_EXERCISE OBJECTIVE_:
If a line in the data contains "count", copy it out.

_Component data from apps and pages_:
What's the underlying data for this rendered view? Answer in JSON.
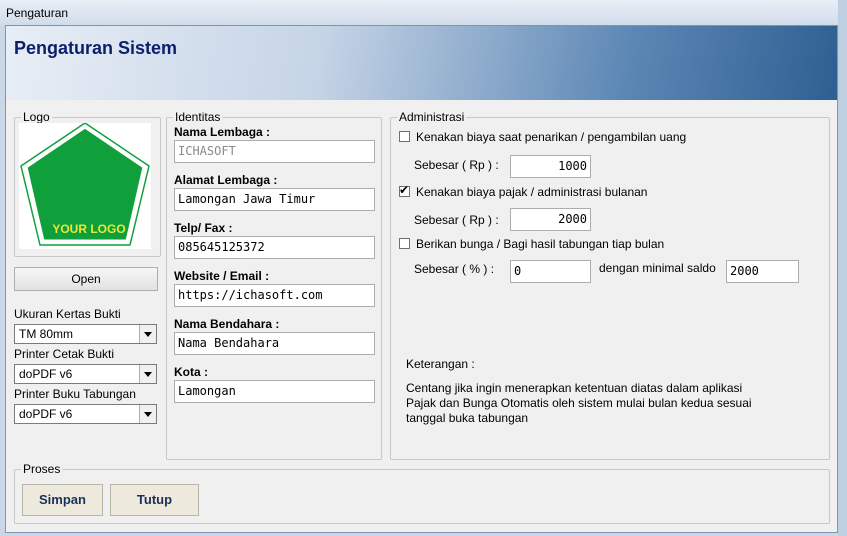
{
  "window": {
    "title": "Pengaturan"
  },
  "header": {
    "title": "Pengaturan Sistem"
  },
  "logo_group": {
    "legend": "Logo",
    "logo_text": "YOUR LOGO",
    "open_label": "Open",
    "paper_label": "Ukuran Kertas Bukti",
    "paper_value": "TM 80mm",
    "printer_receipt_label": "Printer Cetak Bukti",
    "printer_receipt_value": "doPDF v6",
    "printer_book_label": "Printer Buku Tabungan",
    "printer_book_value": "doPDF v6"
  },
  "identity": {
    "legend": "Identitas",
    "name_label": "Nama Lembaga :",
    "name_value": "ICHASOFT",
    "address_label": "Alamat Lembaga :",
    "address_value": "Lamongan Jawa Timur",
    "phone_label": "Telp/ Fax :",
    "phone_value": "085645125372",
    "website_label": "Website / Email  :",
    "website_value": "https://ichasoft.com",
    "treasurer_label": "Nama Bendahara :",
    "treasurer_value": "Nama Bendahara",
    "city_label": "Kota :",
    "city_value": "Lamongan"
  },
  "admin": {
    "legend": "Administrasi",
    "withdraw_label": "Kenakan biaya saat penarikan / pengambilan uang",
    "withdraw_checked": false,
    "withdraw_amount_label": "Sebesar ( Rp ) :",
    "withdraw_amount": "1000",
    "tax_label": "Kenakan biaya pajak / administrasi bulanan",
    "tax_checked": true,
    "tax_amount_label": "Sebesar ( Rp ) :",
    "tax_amount": "2000",
    "interest_label": "Berikan bunga / Bagi hasil tabungan tiap bulan",
    "interest_checked": false,
    "interest_rate_label": "Sebesar ( % ) :",
    "interest_rate": "0",
    "min_balance_label": "dengan minimal saldo",
    "min_balance": "2000",
    "note_title": "Keterangan :",
    "note_line1": "Centang jika ingin menerapkan ketentuan diatas dalam aplikasi",
    "note_line2": "Pajak dan Bunga Otomatis oleh sistem mulai bulan kedua sesuai",
    "note_line3": "tanggal buka tabungan"
  },
  "process": {
    "legend": "Proses",
    "save_label": "Simpan",
    "close_label": "Tutup"
  },
  "colors": {
    "header_title": "#0b1f6a",
    "logo_fill": "#0fa03c",
    "logo_text": "#e8e83a"
  }
}
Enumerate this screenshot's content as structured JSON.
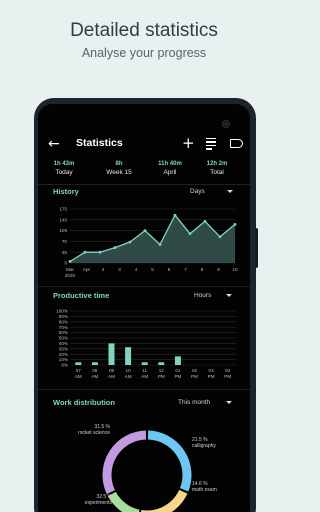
{
  "promo": {
    "title": "Detailed statistics",
    "subtitle": "Analyse your progress"
  },
  "toolbar": {
    "title": "Statistics"
  },
  "summary": [
    {
      "value": "1h 43m",
      "label": "Today"
    },
    {
      "value": "8h",
      "label": "Week 15"
    },
    {
      "value": "11h 40m",
      "label": "April"
    },
    {
      "value": "12h 2m",
      "label": "Total"
    }
  ],
  "history": {
    "title": "History",
    "period": "Days",
    "chart_data": {
      "type": "area",
      "x": [
        "Mar 2020",
        "Apr",
        "2",
        "3",
        "4",
        "5",
        "6",
        "7",
        "8",
        "9",
        "10"
      ],
      "y_ticks": [
        "175",
        "140",
        "105",
        "70",
        "35",
        "0"
      ],
      "values": [
        5,
        35,
        35,
        50,
        68,
        105,
        60,
        155,
        95,
        135,
        85,
        125
      ],
      "ylim": [
        0,
        175
      ],
      "grid": true,
      "color": "#7fd4c3"
    }
  },
  "productive": {
    "title": "Productive time",
    "period": "Hours",
    "chart_data": {
      "type": "bar",
      "categories": [
        "07 AM",
        "08 AM",
        "09 AM",
        "10 AM",
        "11 AM",
        "12 PM",
        "01 PM",
        "02 PM",
        "03 PM",
        "04 PM"
      ],
      "values": [
        5,
        5,
        40,
        33,
        5,
        5,
        16,
        0,
        0,
        0
      ],
      "y_ticks": [
        "100%",
        "90%",
        "80%",
        "70%",
        "60%",
        "50%",
        "40%",
        "30%",
        "20%",
        "10%",
        "0%"
      ],
      "ylim": [
        0,
        100
      ],
      "color": "#7fd4c3"
    }
  },
  "distribution": {
    "title": "Work distribution",
    "period": "This month",
    "chart_data": {
      "type": "pie",
      "slices": [
        {
          "label": "rocket science",
          "pct": "31.5 %",
          "value": 31.5,
          "color": "#6ec6f2"
        },
        {
          "label": "calligraphy",
          "pct": "21.5 %",
          "value": 21.5,
          "color": "#f7d58a"
        },
        {
          "label": "math exam",
          "pct": "14.6 %",
          "value": 14.6,
          "color": "#a9dd9c"
        },
        {
          "label": "experiments",
          "pct": "32.5 %",
          "value": 32.5,
          "color": "#c29be0"
        }
      ]
    }
  }
}
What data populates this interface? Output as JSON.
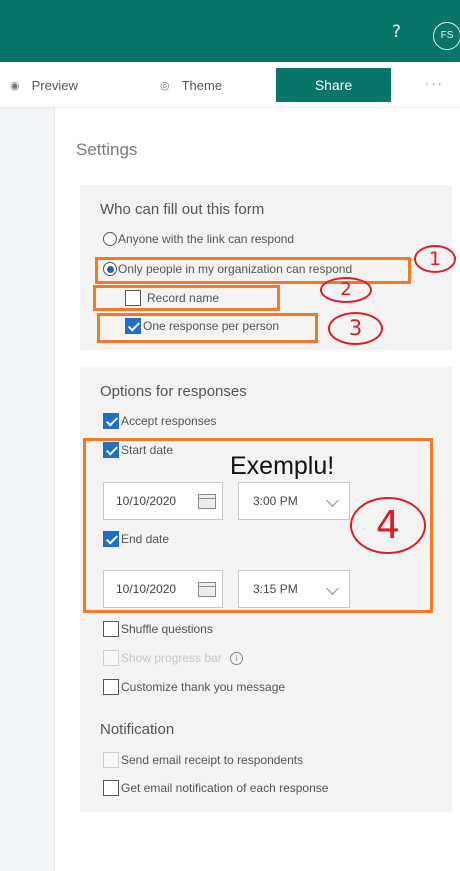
{
  "topbar": {
    "help_icon": "?",
    "avatar_initials": "FS",
    "color": "#077568"
  },
  "toolbar": {
    "preview": {
      "icon": "eye-icon",
      "label": "Preview"
    },
    "theme": {
      "icon": "palette-icon",
      "label": "Theme"
    },
    "share_label": "Share",
    "more": "···"
  },
  "settings": {
    "title": "Settings",
    "who": {
      "heading": "Who can fill out this form",
      "anyone_label": "Anyone with the link can respond",
      "org_label": "Only people in my organization can respond",
      "selected": "org",
      "record_name_label": "Record name",
      "record_name_checked": false,
      "one_response_label": "One response per person",
      "one_response_checked": true
    },
    "options": {
      "heading": "Options for responses",
      "accept_label": "Accept responses",
      "accept_checked": true,
      "start_label": "Start date",
      "start_checked": true,
      "start_date": "10/10/2020",
      "start_time": "3:00 PM",
      "end_label": "End date",
      "end_checked": true,
      "end_date": "10/10/2020",
      "end_time": "3:15 PM",
      "shuffle_label": "Shuffle questions",
      "shuffle_checked": false,
      "progress_label": "Show progress bar",
      "progress_disabled": true,
      "thankyou_label": "Customize thank you message",
      "thankyou_checked": false
    },
    "notification": {
      "heading": "Notification",
      "email_receipt_label": "Send email receipt to respondents",
      "email_receipt_disabled": true,
      "notify_label": "Get email notification of each response",
      "notify_checked": false
    }
  },
  "annotations": {
    "example_text": "Exemplu!",
    "marks": [
      "1",
      "2",
      "3",
      "4"
    ],
    "box_color": "#f07b26",
    "ink_color": "#d91f26"
  }
}
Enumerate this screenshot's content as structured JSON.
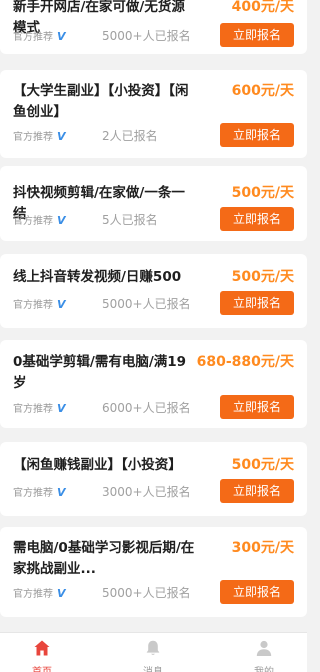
{
  "accent_color": "#f46a17",
  "price_color": "#ff8a1f",
  "listings": [
    {
      "title": "新手开网店/在家可做/无货源模式",
      "price": "400元/天",
      "official": "官方推荐",
      "badge_icon": "verified-v-icon",
      "count": "5000+人已报名",
      "button": "立即报名"
    },
    {
      "title": "【大学生副业】【小投资】【闲鱼创业】",
      "price": "600元/天",
      "official": "官方推荐",
      "badge_icon": "verified-v-icon",
      "count": "2人已报名",
      "button": "立即报名"
    },
    {
      "title": "抖快视频剪辑/在家做/一条一结",
      "price": "500元/天",
      "official": "官方推荐",
      "badge_icon": "verified-v-icon",
      "count": "5人已报名",
      "button": "立即报名"
    },
    {
      "title": "线上抖音转发视频/日赚500",
      "price": "500元/天",
      "official": "官方推荐",
      "badge_icon": "verified-v-icon",
      "count": "5000+人已报名",
      "button": "立即报名"
    },
    {
      "title": "0基础学剪辑/需有电脑/满19岁",
      "price": "680-880元/天",
      "official": "官方推荐",
      "badge_icon": "verified-v-icon",
      "count": "6000+人已报名",
      "button": "立即报名"
    },
    {
      "title": "【闲鱼赚钱副业】【小投资】",
      "price": "500元/天",
      "official": "官方推荐",
      "badge_icon": "verified-v-icon",
      "count": "3000+人已报名",
      "button": "立即报名"
    },
    {
      "title": "需电脑/0基础学习影视后期/在家挑战副业...",
      "price": "300元/天",
      "official": "官方推荐",
      "badge_icon": "verified-v-icon",
      "count": "5000+人已报名",
      "button": "立即报名"
    }
  ],
  "tabbar": {
    "active": "home",
    "items": [
      {
        "id": "home",
        "label": "首页",
        "icon": "home-icon"
      },
      {
        "id": "messages",
        "label": "消息",
        "icon": "bell-icon"
      },
      {
        "id": "mine",
        "label": "我的",
        "icon": "user-icon"
      }
    ]
  }
}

_RESPONSE AREA_:
      "count": "5000+人已报名",
      "count": "2人已报名",
      "count": "5人已报名",
      "count": "5000+人已报名",
      "count": "6000+人已报名",
      "count": "3000+人已报名",
      "count": "5000+人已报名",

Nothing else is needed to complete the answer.